(Instructions to follow)
Print out all of the data below, keeping it identical to the original.

═══ Records supplied

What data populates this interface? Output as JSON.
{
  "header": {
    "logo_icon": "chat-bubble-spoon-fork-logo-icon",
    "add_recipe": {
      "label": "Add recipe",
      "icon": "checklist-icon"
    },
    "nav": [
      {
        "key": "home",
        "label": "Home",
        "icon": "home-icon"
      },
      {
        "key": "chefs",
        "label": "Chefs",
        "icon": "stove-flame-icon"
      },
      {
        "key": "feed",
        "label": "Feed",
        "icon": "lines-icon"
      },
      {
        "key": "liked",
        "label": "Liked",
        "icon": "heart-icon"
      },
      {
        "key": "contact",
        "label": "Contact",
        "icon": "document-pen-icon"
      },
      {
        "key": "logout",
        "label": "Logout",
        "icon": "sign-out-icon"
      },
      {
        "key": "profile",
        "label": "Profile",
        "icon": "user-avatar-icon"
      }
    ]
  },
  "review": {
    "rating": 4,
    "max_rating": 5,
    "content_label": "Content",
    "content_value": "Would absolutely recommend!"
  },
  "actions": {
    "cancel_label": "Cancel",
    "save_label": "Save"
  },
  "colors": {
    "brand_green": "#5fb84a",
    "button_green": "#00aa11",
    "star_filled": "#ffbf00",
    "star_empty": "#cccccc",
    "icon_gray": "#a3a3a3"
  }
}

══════

(Written solution)
What data populates this interface? Output as JSON.
{
  "header": {
    "logo_icon": "chat-bubble-spoon-fork-logo-icon",
    "add_recipe": {
      "label": "Add recipe",
      "icon": "checklist-icon"
    },
    "nav": [
      {
        "key": "home",
        "label": "Home",
        "icon": "home-icon"
      },
      {
        "key": "chefs",
        "label": "Chefs",
        "icon": "stove-flame-icon"
      },
      {
        "key": "feed",
        "label": "Feed",
        "icon": "lines-icon"
      },
      {
        "key": "liked",
        "label": "Liked",
        "icon": "heart-icon"
      },
      {
        "key": "contact",
        "label": "Contact",
        "icon": "document-pen-icon"
      },
      {
        "key": "logout",
        "label": "Logout",
        "icon": "sign-out-icon"
      },
      {
        "key": "profile",
        "label": "Profile",
        "icon": "user-avatar-icon"
      }
    ]
  },
  "review": {
    "rating": 4,
    "max_rating": 5,
    "content_label": "Content",
    "content_value": "Would absolutely recommend!"
  },
  "actions": {
    "cancel_label": "Cancel",
    "save_label": "Save"
  },
  "colors": {
    "brand_green": "#5fb84a",
    "button_green": "#00aa11",
    "star_filled": "#ffbf00",
    "star_empty": "#cccccc",
    "icon_gray": "#a3a3a3"
  }
}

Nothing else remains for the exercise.